> _Exercise details_
The whole listing should come back exactly as written, except for the pictures.

┌──

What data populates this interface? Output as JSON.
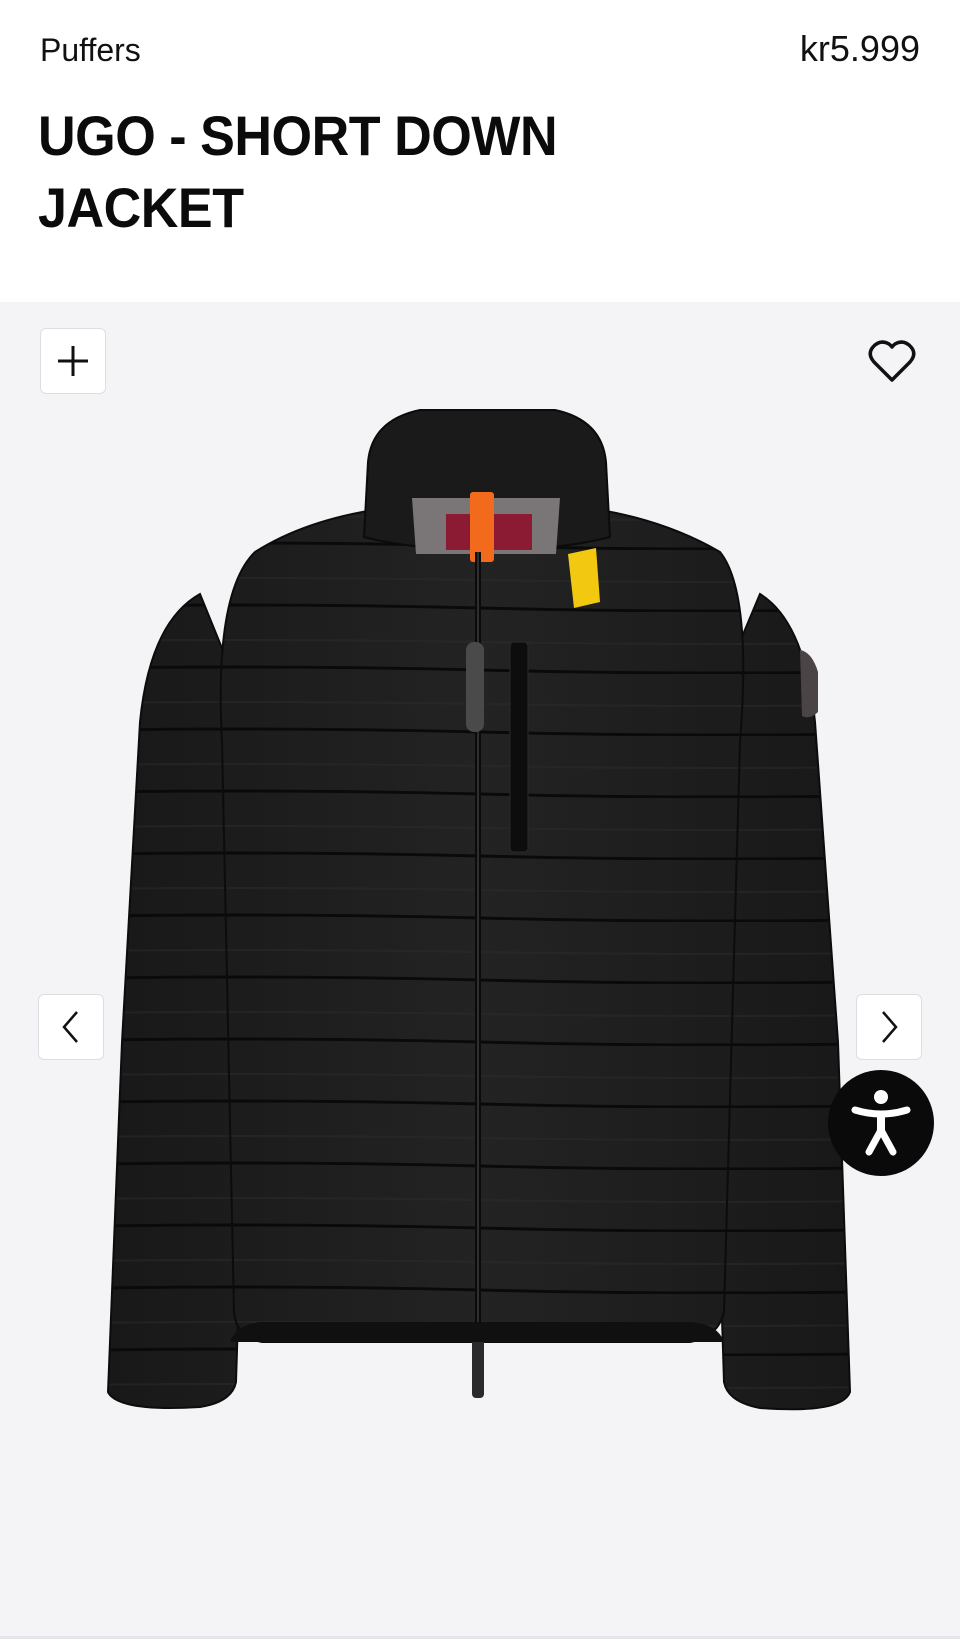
{
  "product": {
    "category": "Puffers",
    "price": "kr5.999",
    "title": "UGO - SHORT DOWN JACKET"
  },
  "gallery": {
    "image_icon": "black-puffer-jacket-image",
    "add_icon": "plus-icon",
    "favorite_icon": "heart-icon",
    "prev_icon": "chevron-left-icon",
    "next_icon": "chevron-right-icon",
    "accessibility_icon": "accessibility-icon"
  },
  "colors": {
    "gallery_background": "#f4f4f6",
    "jacket": "#1c1c1c",
    "zip_pull": "#f26b1d",
    "collar_tab": "#f2c811"
  }
}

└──

> _Solved problem_
What data populates this interface? Output as JSON.
{
  "product": {
    "category": "Puffers",
    "price": "kr5.999",
    "title": "UGO - SHORT DOWN JACKET"
  },
  "gallery": {
    "image_icon": "black-puffer-jacket-image",
    "add_icon": "plus-icon",
    "favorite_icon": "heart-icon",
    "prev_icon": "chevron-left-icon",
    "next_icon": "chevron-right-icon",
    "accessibility_icon": "accessibility-icon"
  },
  "colors": {
    "gallery_background": "#f4f4f6",
    "jacket": "#1c1c1c",
    "zip_pull": "#f26b1d",
    "collar_tab": "#f2c811"
  }
}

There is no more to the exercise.